- [INSTRUCTIONS FOR THE TASK]: Select from the data all lines with the word "JSON".

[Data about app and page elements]

↓↓↓

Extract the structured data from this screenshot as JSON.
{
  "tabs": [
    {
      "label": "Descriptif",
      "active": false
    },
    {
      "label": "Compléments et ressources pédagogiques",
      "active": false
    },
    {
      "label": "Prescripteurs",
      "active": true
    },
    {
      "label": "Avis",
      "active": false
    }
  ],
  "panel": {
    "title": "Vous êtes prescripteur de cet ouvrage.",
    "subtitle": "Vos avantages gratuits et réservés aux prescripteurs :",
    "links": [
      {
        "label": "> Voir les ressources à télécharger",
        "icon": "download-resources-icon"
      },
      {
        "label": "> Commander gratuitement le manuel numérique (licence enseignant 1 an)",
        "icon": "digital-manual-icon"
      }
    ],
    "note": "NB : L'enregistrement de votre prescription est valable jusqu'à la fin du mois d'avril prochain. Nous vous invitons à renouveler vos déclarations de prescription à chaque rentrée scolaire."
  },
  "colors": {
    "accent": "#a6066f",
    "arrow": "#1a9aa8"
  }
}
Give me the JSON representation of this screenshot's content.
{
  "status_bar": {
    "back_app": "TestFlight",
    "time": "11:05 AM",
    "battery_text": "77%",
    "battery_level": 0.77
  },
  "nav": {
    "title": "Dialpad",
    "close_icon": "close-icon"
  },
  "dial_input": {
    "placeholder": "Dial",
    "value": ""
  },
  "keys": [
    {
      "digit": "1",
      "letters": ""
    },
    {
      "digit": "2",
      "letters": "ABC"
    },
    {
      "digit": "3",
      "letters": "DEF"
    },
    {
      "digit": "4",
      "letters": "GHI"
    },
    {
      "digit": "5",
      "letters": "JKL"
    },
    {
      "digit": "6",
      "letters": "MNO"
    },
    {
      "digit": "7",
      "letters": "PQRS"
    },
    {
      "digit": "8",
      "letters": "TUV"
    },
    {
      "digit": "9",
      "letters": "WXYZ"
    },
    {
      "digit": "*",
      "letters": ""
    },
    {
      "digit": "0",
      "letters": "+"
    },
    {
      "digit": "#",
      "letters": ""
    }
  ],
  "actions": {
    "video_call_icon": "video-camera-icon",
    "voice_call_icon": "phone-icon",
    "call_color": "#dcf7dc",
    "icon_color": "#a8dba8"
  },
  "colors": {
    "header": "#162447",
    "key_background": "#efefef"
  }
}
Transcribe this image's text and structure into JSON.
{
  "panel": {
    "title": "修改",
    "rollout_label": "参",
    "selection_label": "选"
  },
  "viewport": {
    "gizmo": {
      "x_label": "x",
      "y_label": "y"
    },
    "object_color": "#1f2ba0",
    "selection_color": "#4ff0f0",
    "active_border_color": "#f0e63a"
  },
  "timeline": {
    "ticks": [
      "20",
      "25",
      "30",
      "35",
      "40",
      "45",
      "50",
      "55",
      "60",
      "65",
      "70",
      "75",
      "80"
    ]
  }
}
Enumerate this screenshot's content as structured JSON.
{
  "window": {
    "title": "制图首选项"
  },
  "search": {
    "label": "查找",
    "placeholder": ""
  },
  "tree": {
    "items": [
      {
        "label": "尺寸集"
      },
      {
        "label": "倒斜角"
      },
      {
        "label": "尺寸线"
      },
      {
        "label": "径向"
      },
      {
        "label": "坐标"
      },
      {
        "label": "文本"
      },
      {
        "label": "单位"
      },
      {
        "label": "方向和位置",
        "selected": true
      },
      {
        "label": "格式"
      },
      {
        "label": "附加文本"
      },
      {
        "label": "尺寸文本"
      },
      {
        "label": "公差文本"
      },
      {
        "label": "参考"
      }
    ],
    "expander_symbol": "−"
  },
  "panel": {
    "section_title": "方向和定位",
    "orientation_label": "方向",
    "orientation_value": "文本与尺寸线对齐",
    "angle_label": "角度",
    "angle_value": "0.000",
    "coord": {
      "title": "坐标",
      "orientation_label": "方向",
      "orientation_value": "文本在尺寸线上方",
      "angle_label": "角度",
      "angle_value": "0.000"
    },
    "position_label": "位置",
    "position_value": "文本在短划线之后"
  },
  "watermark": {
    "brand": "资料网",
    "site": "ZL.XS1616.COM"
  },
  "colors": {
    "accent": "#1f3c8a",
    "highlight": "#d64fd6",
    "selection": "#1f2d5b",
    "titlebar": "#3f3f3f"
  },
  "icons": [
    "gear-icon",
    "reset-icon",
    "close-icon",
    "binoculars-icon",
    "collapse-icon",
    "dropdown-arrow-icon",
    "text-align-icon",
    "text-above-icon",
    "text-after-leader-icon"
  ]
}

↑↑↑

- [TASK ANSWER]:
Extract the structured data from this screenshot as JSON.
Give me the JSON representation of this screenshot's content.
Transcribe this image's text and structure into JSON.
Enumerate this screenshot's content as structured JSON.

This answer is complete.